Prompt — Each entry must be output once more without any change.

Records drawn from a dataset —
____

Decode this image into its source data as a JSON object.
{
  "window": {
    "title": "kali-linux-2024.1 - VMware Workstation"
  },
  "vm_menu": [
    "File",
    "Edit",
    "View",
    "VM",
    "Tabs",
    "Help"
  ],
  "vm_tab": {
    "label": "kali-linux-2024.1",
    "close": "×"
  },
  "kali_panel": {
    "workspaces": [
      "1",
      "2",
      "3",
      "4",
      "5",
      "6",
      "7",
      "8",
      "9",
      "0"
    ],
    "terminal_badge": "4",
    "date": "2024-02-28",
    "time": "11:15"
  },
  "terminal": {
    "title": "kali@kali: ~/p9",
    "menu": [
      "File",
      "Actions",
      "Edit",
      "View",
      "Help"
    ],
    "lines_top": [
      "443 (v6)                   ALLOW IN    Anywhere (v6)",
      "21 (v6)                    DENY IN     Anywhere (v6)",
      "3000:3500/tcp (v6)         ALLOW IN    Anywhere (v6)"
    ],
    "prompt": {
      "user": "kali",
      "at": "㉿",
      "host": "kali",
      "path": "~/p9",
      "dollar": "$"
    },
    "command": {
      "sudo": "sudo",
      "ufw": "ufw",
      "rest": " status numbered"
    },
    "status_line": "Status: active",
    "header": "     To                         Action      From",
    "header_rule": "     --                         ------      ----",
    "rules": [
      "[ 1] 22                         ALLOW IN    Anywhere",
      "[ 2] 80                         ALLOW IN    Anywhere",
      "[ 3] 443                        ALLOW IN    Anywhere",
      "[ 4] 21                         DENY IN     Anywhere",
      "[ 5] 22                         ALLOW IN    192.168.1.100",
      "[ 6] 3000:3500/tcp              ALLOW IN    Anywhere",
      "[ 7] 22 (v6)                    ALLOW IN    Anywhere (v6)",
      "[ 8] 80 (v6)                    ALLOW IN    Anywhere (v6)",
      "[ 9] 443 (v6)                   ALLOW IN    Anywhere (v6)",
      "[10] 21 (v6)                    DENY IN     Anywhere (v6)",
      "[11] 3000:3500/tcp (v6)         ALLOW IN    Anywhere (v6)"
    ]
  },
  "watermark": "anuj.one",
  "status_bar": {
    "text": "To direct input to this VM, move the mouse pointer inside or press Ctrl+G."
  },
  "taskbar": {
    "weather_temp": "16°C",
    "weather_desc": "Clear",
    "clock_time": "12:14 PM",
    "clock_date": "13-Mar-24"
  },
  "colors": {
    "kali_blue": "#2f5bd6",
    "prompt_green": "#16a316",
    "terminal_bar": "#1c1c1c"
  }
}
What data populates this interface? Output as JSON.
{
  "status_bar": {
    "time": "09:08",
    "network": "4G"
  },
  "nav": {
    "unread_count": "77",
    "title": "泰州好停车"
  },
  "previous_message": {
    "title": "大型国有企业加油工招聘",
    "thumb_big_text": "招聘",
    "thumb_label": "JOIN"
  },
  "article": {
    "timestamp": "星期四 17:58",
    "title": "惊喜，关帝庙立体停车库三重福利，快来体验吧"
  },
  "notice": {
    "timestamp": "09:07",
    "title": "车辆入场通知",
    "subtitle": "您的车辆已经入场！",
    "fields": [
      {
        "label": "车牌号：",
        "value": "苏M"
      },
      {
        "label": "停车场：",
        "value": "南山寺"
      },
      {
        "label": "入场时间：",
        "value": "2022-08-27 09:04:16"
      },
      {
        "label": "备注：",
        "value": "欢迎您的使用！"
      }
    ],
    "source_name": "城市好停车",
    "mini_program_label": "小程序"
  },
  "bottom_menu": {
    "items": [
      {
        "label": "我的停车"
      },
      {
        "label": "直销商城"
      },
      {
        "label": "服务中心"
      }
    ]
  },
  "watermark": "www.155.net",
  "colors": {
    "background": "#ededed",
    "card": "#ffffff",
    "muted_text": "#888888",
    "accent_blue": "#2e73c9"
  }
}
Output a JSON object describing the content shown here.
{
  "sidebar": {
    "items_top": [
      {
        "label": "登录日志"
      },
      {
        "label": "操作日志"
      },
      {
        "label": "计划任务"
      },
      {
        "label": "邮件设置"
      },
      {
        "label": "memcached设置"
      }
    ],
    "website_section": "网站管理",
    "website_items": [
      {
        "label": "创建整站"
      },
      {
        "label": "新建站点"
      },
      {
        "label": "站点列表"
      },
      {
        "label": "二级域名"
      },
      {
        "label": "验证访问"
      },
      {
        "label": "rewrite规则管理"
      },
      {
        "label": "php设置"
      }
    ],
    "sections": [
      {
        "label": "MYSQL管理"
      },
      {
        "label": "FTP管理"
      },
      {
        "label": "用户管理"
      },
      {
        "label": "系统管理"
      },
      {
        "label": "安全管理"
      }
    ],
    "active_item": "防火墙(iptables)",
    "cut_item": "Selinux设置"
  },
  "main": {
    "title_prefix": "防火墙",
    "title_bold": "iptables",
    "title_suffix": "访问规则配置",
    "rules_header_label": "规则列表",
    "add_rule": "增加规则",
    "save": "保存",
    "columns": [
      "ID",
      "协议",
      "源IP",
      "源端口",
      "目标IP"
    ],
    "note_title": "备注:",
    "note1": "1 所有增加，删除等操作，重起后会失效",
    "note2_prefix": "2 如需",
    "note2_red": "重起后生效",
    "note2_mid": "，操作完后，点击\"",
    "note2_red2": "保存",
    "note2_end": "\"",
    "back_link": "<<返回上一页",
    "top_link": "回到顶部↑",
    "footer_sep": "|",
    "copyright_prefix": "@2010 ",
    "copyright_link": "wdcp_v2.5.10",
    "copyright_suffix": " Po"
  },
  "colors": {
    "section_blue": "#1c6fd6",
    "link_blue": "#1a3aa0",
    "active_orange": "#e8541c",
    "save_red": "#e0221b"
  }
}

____

Result below —
Decode this image into its source data as a JSON object.
{
  "window": {
    "title": "kali-linux-2024.1 - VMware Workstation"
  },
  "vm_menu": [
    "File",
    "Edit",
    "View",
    "VM",
    "Tabs",
    "Help"
  ],
  "vm_tab": {
    "label": "kali-linux-2024.1",
    "close": "×"
  },
  "kali_panel": {
    "workspaces": [
      "1",
      "2",
      "3",
      "4",
      "5",
      "6",
      "7",
      "8",
      "9",
      "0"
    ],
    "terminal_badge": "4",
    "date": "2024-02-28",
    "time": "11:15"
  },
  "terminal": {
    "title": "kali@kali: ~/p9",
    "menu": [
      "File",
      "Actions",
      "Edit",
      "View",
      "Help"
    ],
    "lines_top": [
      "443 (v6)                   ALLOW IN    Anywhere (v6)",
      "21 (v6)                    DENY IN     Anywhere (v6)",
      "3000:3500/tcp (v6)         ALLOW IN    Anywhere (v6)"
    ],
    "prompt": {
      "user": "kali",
      "at": "㉿",
      "host": "kali",
      "path": "~/p9",
      "dollar": "$"
    },
    "command": {
      "sudo": "sudo",
      "ufw": "ufw",
      "rest": " status numbered"
    },
    "status_line": "Status: active",
    "header": "     To                         Action      From",
    "header_rule": "     --                         ------      ----",
    "rules": [
      "[ 1] 22                         ALLOW IN    Anywhere",
      "[ 2] 80                         ALLOW IN    Anywhere",
      "[ 3] 443                        ALLOW IN    Anywhere",
      "[ 4] 21                         DENY IN     Anywhere",
      "[ 5] 22                         ALLOW IN    192.168.1.100",
      "[ 6] 3000:3500/tcp              ALLOW IN    Anywhere",
      "[ 7] 22 (v6)                    ALLOW IN    Anywhere (v6)",
      "[ 8] 80 (v6)                    ALLOW IN    Anywhere (v6)",
      "[ 9] 443 (v6)                   ALLOW IN    Anywhere (v6)",
      "[10] 21 (v6)                    DENY IN     Anywhere (v6)",
      "[11] 3000:3500/tcp (v6)         ALLOW IN    Anywhere (v6)"
    ]
  },
  "watermark": "anuj.one",
  "status_bar": {
    "text": "To direct input to this VM, move the mouse pointer inside or press Ctrl+G."
  },
  "taskbar": {
    "weather_temp": "16°C",
    "weather_desc": "Clear",
    "clock_time": "12:14 PM",
    "clock_date": "13-Mar-24"
  },
  "colors": {
    "kali_blue": "#2f5bd6",
    "prompt_green": "#16a316",
    "terminal_bar": "#1c1c1c"
  }
}
What data populates this interface? Output as JSON.
{
  "status_bar": {
    "time": "09:08",
    "network": "4G"
  },
  "nav": {
    "unread_count": "77",
    "title": "泰州好停车"
  },
  "previous_message": {
    "title": "大型国有企业加油工招聘",
    "thumb_big_text": "招聘",
    "thumb_label": "JOIN"
  },
  "article": {
    "timestamp": "星期四 17:58",
    "title": "惊喜，关帝庙立体停车库三重福利，快来体验吧"
  },
  "notice": {
    "timestamp": "09:07",
    "title": "车辆入场通知",
    "subtitle": "您的车辆已经入场！",
    "fields": [
      {
        "label": "车牌号：",
        "value": "苏M"
      },
      {
        "label": "停车场：",
        "value": "南山寺"
      },
      {
        "label": "入场时间：",
        "value": "2022-08-27 09:04:16"
      },
      {
        "label": "备注：",
        "value": "欢迎您的使用！"
      }
    ],
    "source_name": "城市好停车",
    "mini_program_label": "小程序"
  },
  "bottom_menu": {
    "items": [
      {
        "label": "我的停车"
      },
      {
        "label": "直销商城"
      },
      {
        "label": "服务中心"
      }
    ]
  },
  "watermark": "www.155.net",
  "colors": {
    "background": "#ededed",
    "card": "#ffffff",
    "muted_text": "#888888",
    "accent_blue": "#2e73c9"
  }
}
Output a JSON object describing the content shown here.
{
  "sidebar": {
    "items_top": [
      {
        "label": "登录日志"
      },
      {
        "label": "操作日志"
      },
      {
        "label": "计划任务"
      },
      {
        "label": "邮件设置"
      },
      {
        "label": "memcached设置"
      }
    ],
    "website_section": "网站管理",
    "website_items": [
      {
        "label": "创建整站"
      },
      {
        "label": "新建站点"
      },
      {
        "label": "站点列表"
      },
      {
        "label": "二级域名"
      },
      {
        "label": "验证访问"
      },
      {
        "label": "rewrite规则管理"
      },
      {
        "label": "php设置"
      }
    ],
    "sections": [
      {
        "label": "MYSQL管理"
      },
      {
        "label": "FTP管理"
      },
      {
        "label": "用户管理"
      },
      {
        "label": "系统管理"
      },
      {
        "label": "安全管理"
      }
    ],
    "active_item": "防火墙(iptables)",
    "cut_item": "Selinux设置"
  },
  "main": {
    "title_prefix": "防火墙",
    "title_bold": "iptables",
    "title_suffix": "访问规则配置",
    "rules_header_label": "规则列表",
    "add_rule": "增加规则",
    "save": "保存",
    "columns": [
      "ID",
      "协议",
      "源IP",
      "源端口",
      "目标IP"
    ],
    "note_title": "备注:",
    "note1": "1 所有增加，删除等操作，重起后会失效",
    "note2_prefix": "2 如需",
    "note2_red": "重起后生效",
    "note2_mid": "，操作完后，点击\"",
    "note2_red2": "保存",
    "note2_end": "\"",
    "back_link": "<<返回上一页",
    "top_link": "回到顶部↑",
    "footer_sep": "|",
    "copyright_prefix": "@2010 ",
    "copyright_link": "wdcp_v2.5.10",
    "copyright_suffix": " Po"
  },
  "colors": {
    "section_blue": "#1c6fd6",
    "link_blue": "#1a3aa0",
    "active_orange": "#e8541c",
    "save_red": "#e0221b"
  }
}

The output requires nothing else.